== What this task involves ==
Search the records for "name". Copy every line where it appears.

== Extracted data entries ==
•••

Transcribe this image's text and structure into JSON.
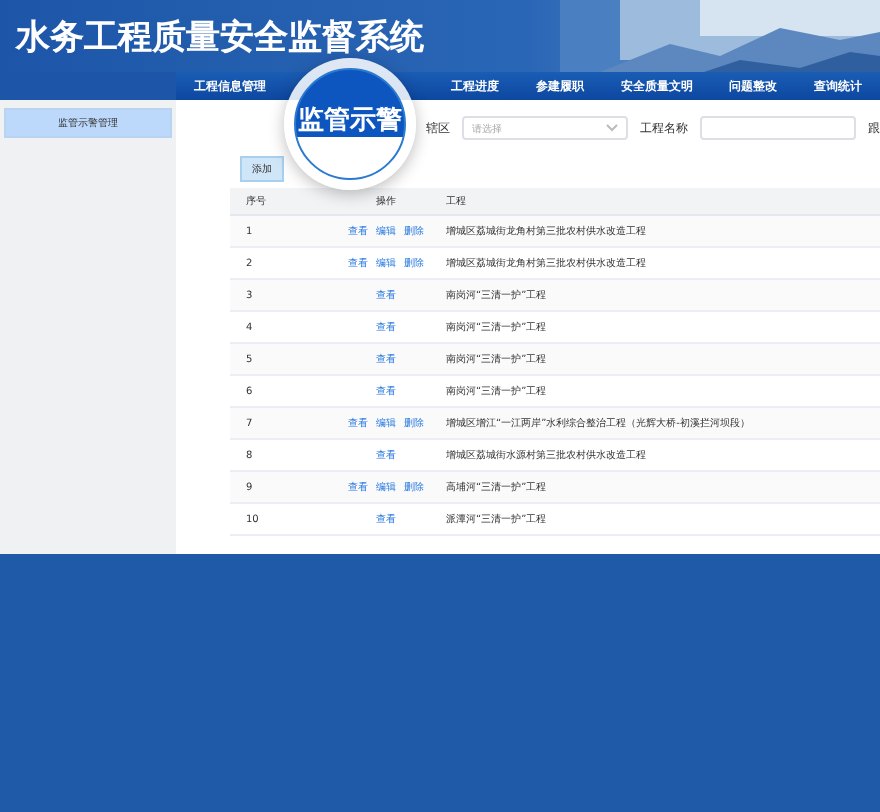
{
  "header": {
    "title": "水务工程质量安全监督系统"
  },
  "nav": [
    {
      "label": "工程信息管理",
      "selected": false
    },
    {
      "label": "工程进度",
      "selected": false
    },
    {
      "label": "参建履职",
      "selected": false
    },
    {
      "label": "安全质量文明",
      "selected": false
    },
    {
      "label": "问题整改",
      "selected": false
    },
    {
      "label": "查询统计",
      "selected": false
    }
  ],
  "magnifier": {
    "label": "监管示警"
  },
  "sidebar": {
    "items": [
      {
        "label": "监管示警管理",
        "selected": true
      }
    ]
  },
  "filters": [
    {
      "label": "辖区",
      "placeholder": "请选择",
      "kind": "select"
    },
    {
      "label": "工程名称",
      "kind": "input"
    },
    {
      "label": "跟",
      "kind": "label"
    }
  ],
  "add_button": "添加",
  "table": {
    "columns": [
      "序号",
      "操作",
      "工程"
    ],
    "rows": [
      {
        "index": "1",
        "actions": [
          "查看",
          "编辑",
          "删除"
        ],
        "project": "增城区荔城街龙角村第三批农村供水改造工程"
      },
      {
        "index": "2",
        "actions": [
          "查看",
          "编辑",
          "删除"
        ],
        "project": "增城区荔城街龙角村第三批农村供水改造工程"
      },
      {
        "index": "3",
        "actions": [
          "查看"
        ],
        "project": "南岗河“三清一护”工程"
      },
      {
        "index": "4",
        "actions": [
          "查看"
        ],
        "project": "南岗河“三清一护”工程"
      },
      {
        "index": "5",
        "actions": [
          "查看"
        ],
        "project": "南岗河“三清一护”工程"
      },
      {
        "index": "6",
        "actions": [
          "查看"
        ],
        "project": "南岗河“三清一护”工程"
      },
      {
        "index": "7",
        "actions": [
          "查看",
          "编辑",
          "删除"
        ],
        "project": "增城区增江“一江两岸”水利综合整治工程（光辉大桥-初溪拦河坝段）"
      },
      {
        "index": "8",
        "actions": [
          "查看"
        ],
        "project": "增城区荔城街水源村第三批农村供水改造工程"
      },
      {
        "index": "9",
        "actions": [
          "查看",
          "编辑",
          "删除"
        ],
        "project": "高埔河“三清一护”工程"
      },
      {
        "index": "10",
        "actions": [
          "查看"
        ],
        "project": "派潭河“三清一护”工程"
      }
    ]
  }
}
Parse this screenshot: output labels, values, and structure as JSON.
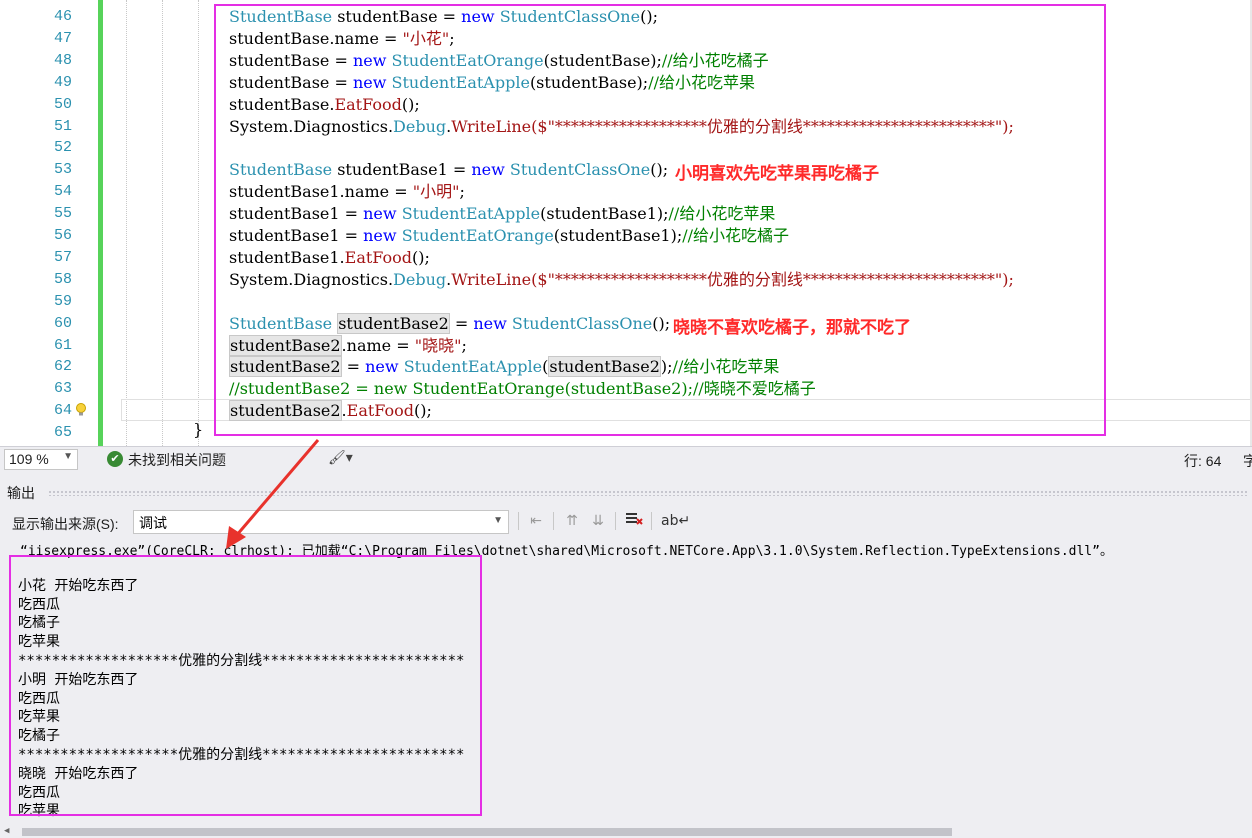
{
  "editor": {
    "line_numbers": [
      "46",
      "47",
      "48",
      "49",
      "50",
      "51",
      "52",
      "53",
      "54",
      "55",
      "56",
      "57",
      "58",
      "59",
      "60",
      "61",
      "62",
      "63",
      "64",
      "65"
    ],
    "code": [
      [
        {
          "t": "StudentBase",
          "c": "ty"
        },
        {
          "t": " studentBase = ",
          "c": ""
        },
        {
          "t": "new",
          "c": "kw"
        },
        {
          "t": " ",
          "c": ""
        },
        {
          "t": "StudentClassOne",
          "c": "ty"
        },
        {
          "t": "();",
          "c": ""
        }
      ],
      [
        {
          "t": "studentBase.name = ",
          "c": ""
        },
        {
          "t": "\"小花\"",
          "c": "st"
        },
        {
          "t": ";",
          "c": ""
        }
      ],
      [
        {
          "t": "studentBase = ",
          "c": ""
        },
        {
          "t": "new",
          "c": "kw"
        },
        {
          "t": " ",
          "c": ""
        },
        {
          "t": "StudentEatOrange",
          "c": "ty"
        },
        {
          "t": "(studentBase);",
          "c": ""
        },
        {
          "t": "//给小花吃橘子",
          "c": "cm"
        }
      ],
      [
        {
          "t": "studentBase = ",
          "c": ""
        },
        {
          "t": "new",
          "c": "kw"
        },
        {
          "t": " ",
          "c": ""
        },
        {
          "t": "StudentEatApple",
          "c": "ty"
        },
        {
          "t": "(studentBase);",
          "c": ""
        },
        {
          "t": "//给小花吃苹果",
          "c": "cm"
        }
      ],
      [
        {
          "t": "studentBase.",
          "c": ""
        },
        {
          "t": "EatFood",
          "c": "st"
        },
        {
          "t": "();",
          "c": ""
        }
      ],
      [
        {
          "t": "System.Diagnostics.",
          "c": ""
        },
        {
          "t": "Debug",
          "c": "ty"
        },
        {
          "t": ".",
          "c": ""
        },
        {
          "t": "WriteLine",
          "c": "st"
        },
        {
          "t": "($\"*******************优雅的分割线************************\");",
          "c": "st"
        }
      ],
      [],
      [
        {
          "t": "StudentBase",
          "c": "ty"
        },
        {
          "t": " studentBase1 = ",
          "c": ""
        },
        {
          "t": "new",
          "c": "kw"
        },
        {
          "t": " ",
          "c": ""
        },
        {
          "t": "StudentClassOne",
          "c": "ty"
        },
        {
          "t": "();",
          "c": ""
        }
      ],
      [
        {
          "t": "studentBase1.name = ",
          "c": ""
        },
        {
          "t": "\"小明\"",
          "c": "st"
        },
        {
          "t": ";",
          "c": ""
        }
      ],
      [
        {
          "t": "studentBase1 = ",
          "c": ""
        },
        {
          "t": "new",
          "c": "kw"
        },
        {
          "t": " ",
          "c": ""
        },
        {
          "t": "StudentEatApple",
          "c": "ty"
        },
        {
          "t": "(studentBase1);",
          "c": ""
        },
        {
          "t": "//给小花吃苹果",
          "c": "cm"
        }
      ],
      [
        {
          "t": "studentBase1 = ",
          "c": ""
        },
        {
          "t": "new",
          "c": "kw"
        },
        {
          "t": " ",
          "c": ""
        },
        {
          "t": "StudentEatOrange",
          "c": "ty"
        },
        {
          "t": "(studentBase1);",
          "c": ""
        },
        {
          "t": "//给小花吃橘子",
          "c": "cm"
        }
      ],
      [
        {
          "t": "studentBase1.",
          "c": ""
        },
        {
          "t": "EatFood",
          "c": "st"
        },
        {
          "t": "();",
          "c": ""
        }
      ],
      [
        {
          "t": "System.Diagnostics.",
          "c": ""
        },
        {
          "t": "Debug",
          "c": "ty"
        },
        {
          "t": ".",
          "c": ""
        },
        {
          "t": "WriteLine",
          "c": "st"
        },
        {
          "t": "($\"*******************优雅的分割线************************\");",
          "c": "st"
        }
      ],
      [],
      [
        {
          "t": "StudentBase",
          "c": "ty"
        },
        {
          "t": " ",
          "c": ""
        },
        {
          "t": "studentBase2",
          "c": "hl"
        },
        {
          "t": " = ",
          "c": ""
        },
        {
          "t": "new",
          "c": "kw"
        },
        {
          "t": " ",
          "c": ""
        },
        {
          "t": "StudentClassOne",
          "c": "ty"
        },
        {
          "t": "();",
          "c": ""
        }
      ],
      [
        {
          "t": "studentBase2",
          "c": "hl"
        },
        {
          "t": ".name = ",
          "c": ""
        },
        {
          "t": "\"晓晓\"",
          "c": "st"
        },
        {
          "t": ";",
          "c": ""
        }
      ],
      [
        {
          "t": "studentBase2",
          "c": "hl"
        },
        {
          "t": " = ",
          "c": ""
        },
        {
          "t": "new",
          "c": "kw"
        },
        {
          "t": " ",
          "c": ""
        },
        {
          "t": "StudentEatApple",
          "c": "ty"
        },
        {
          "t": "(",
          "c": ""
        },
        {
          "t": "studentBase2",
          "c": "hl"
        },
        {
          "t": ");",
          "c": ""
        },
        {
          "t": "//给小花吃苹果",
          "c": "cm"
        }
      ],
      [
        {
          "t": "//studentBase2 = new StudentEatOrange(studentBase2);//晓晓不爱吃橘子",
          "c": "cm"
        }
      ],
      [
        {
          "t": "studentBase2",
          "c": "hl"
        },
        {
          "t": ".",
          "c": ""
        },
        {
          "t": "EatFood",
          "c": "st"
        },
        {
          "t": "();",
          "c": ""
        }
      ],
      []
    ],
    "closing_brace": "}",
    "annotations": {
      "note1": "小明喜欢先吃苹果再吃橘子",
      "note2": "晓晓不喜欢吃橘子，那就不吃了"
    }
  },
  "status": {
    "zoom": "109 %",
    "issues": "未找到相关问题",
    "line": "行: 64",
    "trailing": "字"
  },
  "output": {
    "title": "输出",
    "source_label": "显示输出来源(S):",
    "source_value": "调试",
    "lines": [
      "“iisexpress.exe”(CoreCLR: clrhost): 已加载“C:\\Program Files\\dotnet\\shared\\Microsoft.NETCore.App\\3.1.0\\System.Reflection.TypeExtensions.dll”。",
      "小花 开始吃东西了",
      "吃西瓜",
      "吃橘子",
      "吃苹果",
      "*******************优雅的分割线************************",
      "小明 开始吃东西了",
      "吃西瓜",
      "吃苹果",
      "吃橘子",
      "*******************优雅的分割线************************",
      "晓晓 开始吃东西了",
      "吃西瓜",
      "吃苹果"
    ]
  },
  "colors": {
    "highlight_box": "#e42ee4",
    "arrow": "#e8322c",
    "note_text": "#ff2a2a"
  }
}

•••

== Result for this task ==
          "t": "studentBase.name = ",
          "t": "studentBase1.name = ",
          "t": ".name = ",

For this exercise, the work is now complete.